Interface dataset entries:
------------------------------------------------

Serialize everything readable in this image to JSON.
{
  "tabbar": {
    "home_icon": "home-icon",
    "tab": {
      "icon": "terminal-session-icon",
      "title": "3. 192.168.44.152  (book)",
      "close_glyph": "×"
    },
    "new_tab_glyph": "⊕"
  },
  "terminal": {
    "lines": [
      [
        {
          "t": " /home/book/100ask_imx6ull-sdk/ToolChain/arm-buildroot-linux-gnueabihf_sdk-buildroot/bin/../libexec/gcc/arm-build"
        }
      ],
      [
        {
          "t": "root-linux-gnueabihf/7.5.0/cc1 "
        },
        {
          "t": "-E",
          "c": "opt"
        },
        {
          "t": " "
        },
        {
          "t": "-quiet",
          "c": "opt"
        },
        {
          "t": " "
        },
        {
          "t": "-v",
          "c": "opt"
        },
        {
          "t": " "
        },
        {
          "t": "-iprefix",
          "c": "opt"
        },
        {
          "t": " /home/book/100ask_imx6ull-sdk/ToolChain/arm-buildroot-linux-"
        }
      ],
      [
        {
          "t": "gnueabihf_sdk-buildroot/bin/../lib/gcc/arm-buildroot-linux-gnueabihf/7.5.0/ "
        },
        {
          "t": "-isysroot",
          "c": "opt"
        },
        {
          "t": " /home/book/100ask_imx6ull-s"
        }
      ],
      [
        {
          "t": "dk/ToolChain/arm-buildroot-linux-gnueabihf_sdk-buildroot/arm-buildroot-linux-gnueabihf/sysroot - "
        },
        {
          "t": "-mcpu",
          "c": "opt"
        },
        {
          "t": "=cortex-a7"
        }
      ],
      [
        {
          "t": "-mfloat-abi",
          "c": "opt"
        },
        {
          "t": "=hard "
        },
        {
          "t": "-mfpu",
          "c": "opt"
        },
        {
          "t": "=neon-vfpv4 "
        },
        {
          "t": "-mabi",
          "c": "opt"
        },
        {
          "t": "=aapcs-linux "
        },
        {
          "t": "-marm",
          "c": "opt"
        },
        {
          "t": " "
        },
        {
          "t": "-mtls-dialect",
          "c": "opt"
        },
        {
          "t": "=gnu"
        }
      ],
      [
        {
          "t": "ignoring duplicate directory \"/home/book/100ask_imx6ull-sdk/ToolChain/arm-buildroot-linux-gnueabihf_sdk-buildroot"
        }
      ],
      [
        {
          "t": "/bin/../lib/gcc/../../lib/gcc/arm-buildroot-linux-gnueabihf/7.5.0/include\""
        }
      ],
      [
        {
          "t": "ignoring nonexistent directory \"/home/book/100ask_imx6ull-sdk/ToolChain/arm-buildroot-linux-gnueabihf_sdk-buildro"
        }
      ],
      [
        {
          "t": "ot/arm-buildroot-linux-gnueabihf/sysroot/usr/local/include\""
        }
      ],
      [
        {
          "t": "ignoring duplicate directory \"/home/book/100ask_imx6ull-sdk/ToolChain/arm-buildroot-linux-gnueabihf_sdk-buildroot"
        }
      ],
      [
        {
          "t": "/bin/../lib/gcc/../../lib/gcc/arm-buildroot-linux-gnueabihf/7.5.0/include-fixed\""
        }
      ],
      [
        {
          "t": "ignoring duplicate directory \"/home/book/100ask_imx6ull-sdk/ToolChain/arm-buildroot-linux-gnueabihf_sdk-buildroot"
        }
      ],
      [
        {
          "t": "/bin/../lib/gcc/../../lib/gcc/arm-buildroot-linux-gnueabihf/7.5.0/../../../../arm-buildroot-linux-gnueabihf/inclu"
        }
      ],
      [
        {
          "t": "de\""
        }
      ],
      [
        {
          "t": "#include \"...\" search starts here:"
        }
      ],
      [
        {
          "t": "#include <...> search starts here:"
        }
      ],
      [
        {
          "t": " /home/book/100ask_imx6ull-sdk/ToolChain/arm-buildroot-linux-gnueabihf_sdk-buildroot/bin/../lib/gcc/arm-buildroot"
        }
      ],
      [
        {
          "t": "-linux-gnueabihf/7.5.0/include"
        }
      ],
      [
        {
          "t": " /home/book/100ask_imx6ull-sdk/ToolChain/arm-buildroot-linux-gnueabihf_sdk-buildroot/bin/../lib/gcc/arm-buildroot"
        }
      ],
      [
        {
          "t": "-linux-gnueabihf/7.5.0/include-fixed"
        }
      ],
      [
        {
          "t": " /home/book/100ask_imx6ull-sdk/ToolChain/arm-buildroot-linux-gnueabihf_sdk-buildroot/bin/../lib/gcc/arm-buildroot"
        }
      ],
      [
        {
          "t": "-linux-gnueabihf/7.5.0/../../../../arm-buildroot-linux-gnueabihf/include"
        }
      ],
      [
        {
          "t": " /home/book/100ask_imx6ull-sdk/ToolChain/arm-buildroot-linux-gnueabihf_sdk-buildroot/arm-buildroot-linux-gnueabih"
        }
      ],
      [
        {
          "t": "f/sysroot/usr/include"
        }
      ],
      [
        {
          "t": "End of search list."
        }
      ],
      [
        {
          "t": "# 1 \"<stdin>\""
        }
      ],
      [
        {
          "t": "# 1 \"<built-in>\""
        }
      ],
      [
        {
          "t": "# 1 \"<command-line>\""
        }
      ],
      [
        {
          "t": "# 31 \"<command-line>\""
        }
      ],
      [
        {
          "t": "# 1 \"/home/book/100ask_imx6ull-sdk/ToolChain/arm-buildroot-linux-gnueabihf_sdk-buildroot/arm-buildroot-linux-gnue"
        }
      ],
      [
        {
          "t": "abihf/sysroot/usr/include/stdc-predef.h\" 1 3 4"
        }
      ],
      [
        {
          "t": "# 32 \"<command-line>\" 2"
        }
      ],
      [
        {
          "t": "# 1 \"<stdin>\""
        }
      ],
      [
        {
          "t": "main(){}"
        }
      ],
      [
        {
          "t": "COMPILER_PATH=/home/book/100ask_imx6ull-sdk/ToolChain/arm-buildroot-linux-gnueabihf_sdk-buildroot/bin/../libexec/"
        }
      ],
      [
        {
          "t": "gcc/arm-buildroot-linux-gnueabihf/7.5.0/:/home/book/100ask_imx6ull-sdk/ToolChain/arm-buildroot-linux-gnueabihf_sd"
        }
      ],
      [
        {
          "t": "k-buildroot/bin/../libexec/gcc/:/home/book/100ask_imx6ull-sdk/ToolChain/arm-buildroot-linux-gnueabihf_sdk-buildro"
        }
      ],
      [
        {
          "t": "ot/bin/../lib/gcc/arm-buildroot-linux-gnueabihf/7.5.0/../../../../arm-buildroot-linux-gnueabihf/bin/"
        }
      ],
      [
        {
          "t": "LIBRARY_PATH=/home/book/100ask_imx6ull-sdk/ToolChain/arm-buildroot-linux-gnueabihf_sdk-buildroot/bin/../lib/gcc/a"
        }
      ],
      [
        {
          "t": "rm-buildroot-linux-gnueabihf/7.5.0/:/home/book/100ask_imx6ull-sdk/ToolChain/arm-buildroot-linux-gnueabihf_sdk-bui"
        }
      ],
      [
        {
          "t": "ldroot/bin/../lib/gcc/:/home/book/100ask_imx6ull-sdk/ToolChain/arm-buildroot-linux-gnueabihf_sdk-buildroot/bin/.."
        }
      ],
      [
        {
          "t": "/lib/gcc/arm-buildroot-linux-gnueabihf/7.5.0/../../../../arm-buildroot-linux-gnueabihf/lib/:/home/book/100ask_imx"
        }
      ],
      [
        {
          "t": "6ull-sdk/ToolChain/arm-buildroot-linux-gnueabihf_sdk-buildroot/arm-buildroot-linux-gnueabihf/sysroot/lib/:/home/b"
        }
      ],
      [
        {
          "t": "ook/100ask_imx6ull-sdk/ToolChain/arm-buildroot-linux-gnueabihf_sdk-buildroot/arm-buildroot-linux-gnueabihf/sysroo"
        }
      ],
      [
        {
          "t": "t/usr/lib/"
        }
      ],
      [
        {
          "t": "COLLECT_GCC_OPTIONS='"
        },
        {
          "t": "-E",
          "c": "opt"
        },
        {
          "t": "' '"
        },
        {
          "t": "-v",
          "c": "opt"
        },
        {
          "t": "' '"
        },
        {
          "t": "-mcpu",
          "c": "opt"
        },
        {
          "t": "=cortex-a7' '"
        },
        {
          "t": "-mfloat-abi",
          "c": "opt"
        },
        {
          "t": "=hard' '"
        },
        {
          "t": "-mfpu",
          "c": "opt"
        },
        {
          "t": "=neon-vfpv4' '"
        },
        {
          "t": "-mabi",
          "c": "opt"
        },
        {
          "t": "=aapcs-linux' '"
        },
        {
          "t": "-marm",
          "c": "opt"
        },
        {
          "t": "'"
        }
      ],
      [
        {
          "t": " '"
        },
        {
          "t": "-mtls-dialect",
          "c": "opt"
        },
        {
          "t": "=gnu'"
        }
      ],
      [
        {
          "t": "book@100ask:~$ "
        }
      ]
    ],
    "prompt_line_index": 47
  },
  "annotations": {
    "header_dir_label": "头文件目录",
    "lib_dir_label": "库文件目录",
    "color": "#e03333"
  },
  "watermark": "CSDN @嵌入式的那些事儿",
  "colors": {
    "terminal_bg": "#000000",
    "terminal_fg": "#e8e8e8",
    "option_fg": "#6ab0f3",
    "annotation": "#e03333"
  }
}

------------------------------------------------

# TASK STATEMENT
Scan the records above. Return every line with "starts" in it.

# ANSWER SECTION
          "t": "#include \"...\" search starts here:"
          "t": "#include <...> search starts here:"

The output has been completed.